Its the first morning in Xi’an, pronounced shy-ann or she-on, not quite sure which is correct. I am in a hotel room and my roommate, Blair, is snoring. The light behind the curtain is just starting to creep in and I am wide awake. The world has been turned upside down: its six in the morning but should be six at night, we flew so far north it became south, and forks and spoons have taken the form of chopsticks. This last bit I should have expected but it somehow slipped my mind like the noodles that slipped my grasp at last nights meal.
I thought that the 13 hour flight from Washington to Beijing was going to be the toughest part of the day but it passed without a lot of action. Besides becoming friends with Andrew the flight attendant, walking into an overflowing airplane bathroom, hearing about the girl who sat next to Casey and poked his arm every time he tried falling asleep, and having the two Chinese people on either side of me sharing tips on how to play Angry Birds with each other.
We were breezing through the airport, making great time. Someone from the race directed us to terminal 1 which was a short ten minute bus ride away from terminal 3. Did I mention the 15 bike boxes and 12 other bags we were lugging around on 8 carts?
Terminal 1 was where the troubles began. Firstly, we had to get tickets to Xi’an but the man behind the counter could not find Craven on the flight. Then each bag had to be weighed and checked in and charged 60 yen for each kilo over 20. All the bike boxes were then wheeled/carried to a security check that took at least half an hour because every so often a bag would be flagged for liquids – my pepto bismol and Ty’s honey were spared, but the chain lube was confiscated. Ten minutes later, Craven’s flight was found. He wasn’t on our flight, but one 3 hours later. Everything finally sorted, albeit not to Thomas’ liking, we sat down to a quick dinner of noodles and random meat, went to the gate, said good bye to Craven, and took off. I fell asleep immediately.

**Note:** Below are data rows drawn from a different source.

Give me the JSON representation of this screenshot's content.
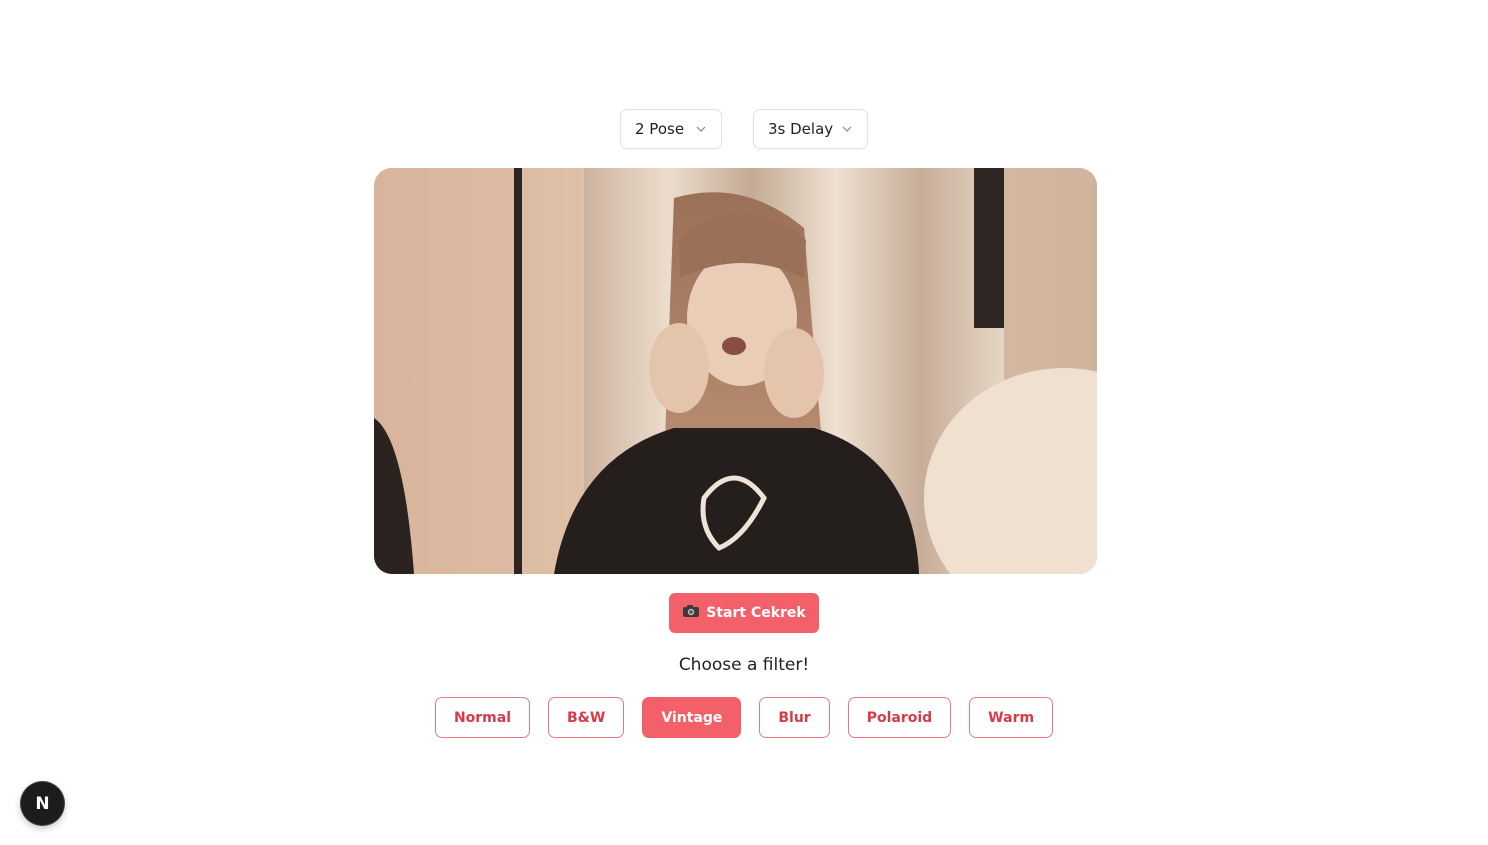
{
  "controls": {
    "pose": {
      "value": "2 Pose"
    },
    "delay": {
      "value": "3s Delay"
    }
  },
  "camera": {
    "active_filter": "Vintage"
  },
  "start_button": {
    "icon": "camera-icon",
    "label": "Start Cekrek"
  },
  "filter_section": {
    "prompt": "Choose a filter!",
    "options": [
      "Normal",
      "B&W",
      "Vintage",
      "Blur",
      "Polaroid",
      "Warm"
    ],
    "selected_index": 2
  },
  "dev_badge": {
    "letter": "N",
    "icon": "nextjs-logo-icon"
  },
  "colors": {
    "accent": "#f4606a",
    "accent_text": "#d93a48",
    "accent_border": "#e97a82"
  }
}
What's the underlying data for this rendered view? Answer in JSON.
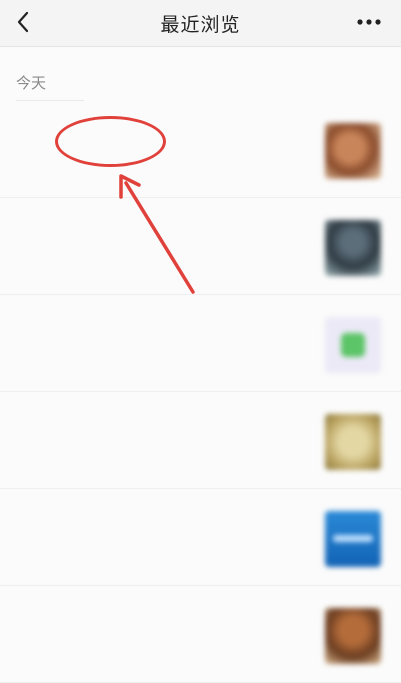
{
  "nav": {
    "back_icon": "chevron-left-icon",
    "title": "最近浏览",
    "more_icon": "more-horizontal-icon"
  },
  "section": {
    "label": "今天"
  },
  "feed": {
    "items": [
      {
        "title": "",
        "meta": "",
        "thumb_color": "#a5643f"
      },
      {
        "title": "",
        "meta": "",
        "thumb_color": "#3f4c55"
      },
      {
        "title": "",
        "meta": "",
        "thumb_color": "#ebe9f6"
      },
      {
        "title": "",
        "meta": "",
        "thumb_color": "#c9b474"
      },
      {
        "title": "",
        "meta": "",
        "thumb_color": "#1f77c9"
      },
      {
        "title": "",
        "meta": "",
        "thumb_color": "#8a5030"
      }
    ]
  },
  "annotation": {
    "color": "#e0413b"
  }
}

We landed in Xi’an and taxied for at least 15 minutes. The same thing happened in Beijing. Why not land on a runway close to your gate? In the case of the airport at Xi’an, there was no gate. We stopped after a while on the runway and got into two buses that took everyone to the terminal where we once again got all our bags and loaded them onto a bus from the race. We then sat and waited for a Swiss team called Atlas to do the same. It was roughly 10:15 pm when we left for the hotel, a full 24 hours and 15 minutes since the flight in Charlotte left for Washington and everyone was cracked. Except Thomas who was just leaving Beijing. I don’t know how he felt.

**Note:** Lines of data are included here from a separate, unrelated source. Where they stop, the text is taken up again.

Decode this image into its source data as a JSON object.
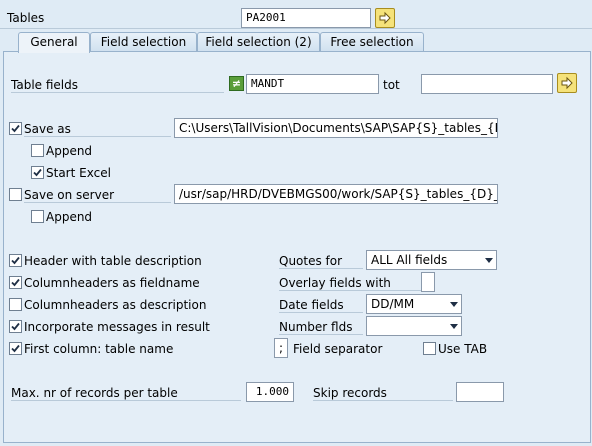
{
  "header": {
    "tables_label": "Tables",
    "tables_value": "PA2001"
  },
  "tabs": [
    {
      "label": "General"
    },
    {
      "label": "Field selection"
    },
    {
      "label": "Field selection (2)"
    },
    {
      "label": "Free selection"
    }
  ],
  "active_tab": "General",
  "general": {
    "table_fields_label": "Table fields",
    "table_fields_value": "MANDT",
    "tot_label": "tot",
    "tot_value": "",
    "save_as": {
      "label": "Save as",
      "checked": true,
      "path": "C:\\Users\\TallVision\\Documents\\SAP\\SAP{S}_tables_{D}..."
    },
    "append_1": {
      "label": "Append",
      "checked": false
    },
    "start_excel": {
      "label": "Start Excel",
      "checked": true
    },
    "save_on_server": {
      "label": "Save on server",
      "checked": false,
      "path": "/usr/sap/HRD/DVEBMGS00/work/SAP{S}_tables_{D}_{..."
    },
    "append_2": {
      "label": "Append",
      "checked": false
    },
    "header_desc": {
      "label": "Header with table description",
      "checked": true
    },
    "colheaders_fieldname": {
      "label": "Columnheaders as fieldname",
      "checked": true
    },
    "colheaders_desc": {
      "label": "Columnheaders as description",
      "checked": false
    },
    "incorporate_msgs": {
      "label": "Incorporate messages in result",
      "checked": true
    },
    "first_column": {
      "label": "First column: table name",
      "checked": true
    },
    "quotes_for": {
      "label": "Quotes for",
      "value": "ALL All fields"
    },
    "overlay_fields": {
      "label": "Overlay fields with",
      "value": ""
    },
    "date_fields": {
      "label": "Date fields",
      "value": "DD/MM"
    },
    "number_flds": {
      "label": "Number flds",
      "value": ""
    },
    "field_separator": {
      "label": "Field separator",
      "value": ";"
    },
    "use_tab": {
      "label": "Use TAB",
      "checked": false
    },
    "max_records": {
      "label": "Max. nr of records per table",
      "value": "1.000"
    },
    "skip_records": {
      "label": "Skip records",
      "value": ""
    }
  }
}
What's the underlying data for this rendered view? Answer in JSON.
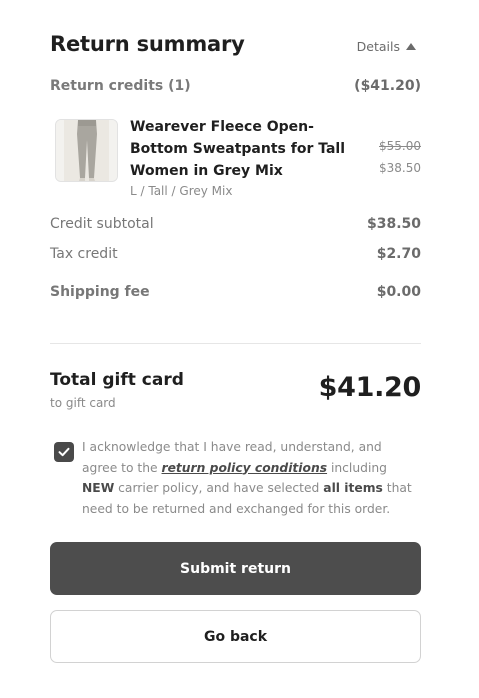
{
  "summary": {
    "title": "Return summary",
    "details_label": "Details"
  },
  "credits": {
    "label": "Return credits (1)",
    "amount": "($41.20)"
  },
  "item": {
    "name": "Wearever Fleece Open-Bottom Sweatpants for Tall Women in Grey Mix",
    "variant": "L / Tall / Grey Mix",
    "original_price": "$55.00",
    "price": "$38.50"
  },
  "totals": {
    "credit_subtotal_label": "Credit subtotal",
    "credit_subtotal_value": "$38.50",
    "tax_credit_label": "Tax credit",
    "tax_credit_value": "$2.70",
    "shipping_fee_label": "Shipping fee",
    "shipping_fee_value": "$0.00"
  },
  "gift_card": {
    "title": "Total gift card",
    "subtitle": "to gift card",
    "amount": "$41.20"
  },
  "acknowledgement": {
    "checked": true,
    "part1": "I acknowledge that I have read, understand, and agree to the ",
    "link": "return policy conditions",
    "part2": " including ",
    "new_word": "NEW",
    "part3": " carrier policy, and have selected ",
    "all_items": "all items",
    "part4": " that need to be returned and exchanged for this order."
  },
  "buttons": {
    "submit": "Submit return",
    "back": "Go back"
  },
  "colors": {
    "primary_button": "#4d4d4d",
    "checkbox": "#4a4a4a",
    "text_muted": "#8a8a8a"
  }
}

It had been promised that the hotel was only 20 kilometers away but it was probably closer to 40. Once again, bikes and suitcases had to be unpacked and stowed, the bikes going into the hotel’s underground garage and the suitcases into the lobby. We sat in the lobby for 20 minutes waiting some more as the slow translation process between Brian, the front desk, and a translator from the race found that our reservations didn’t start until the next night…
At some point it just becomes comical. But at midnight, adventures need to go to bed. Room keys in hand, Blair and I proceeded to the 16th floor and to the room. It took a good two minutes to figure out that the room key has to be inserted into a slot by the door to turn on the power in the room. It took another five minutes to figure out the TV, which is still a guessing game. And it took just 30 seconds to find that the wall between the shower and the rest of the room is a window and that a blind separates privacy from baring all. The fun just never stops!
Its finally 7. Breakfast is open. Blair is already talking about his dream where he was eating some pancakes drizzled with blueberry syrup. Sounds like a lovely dream that quickly turns into a nightmare when you find that the utensils have turned into chopsticks!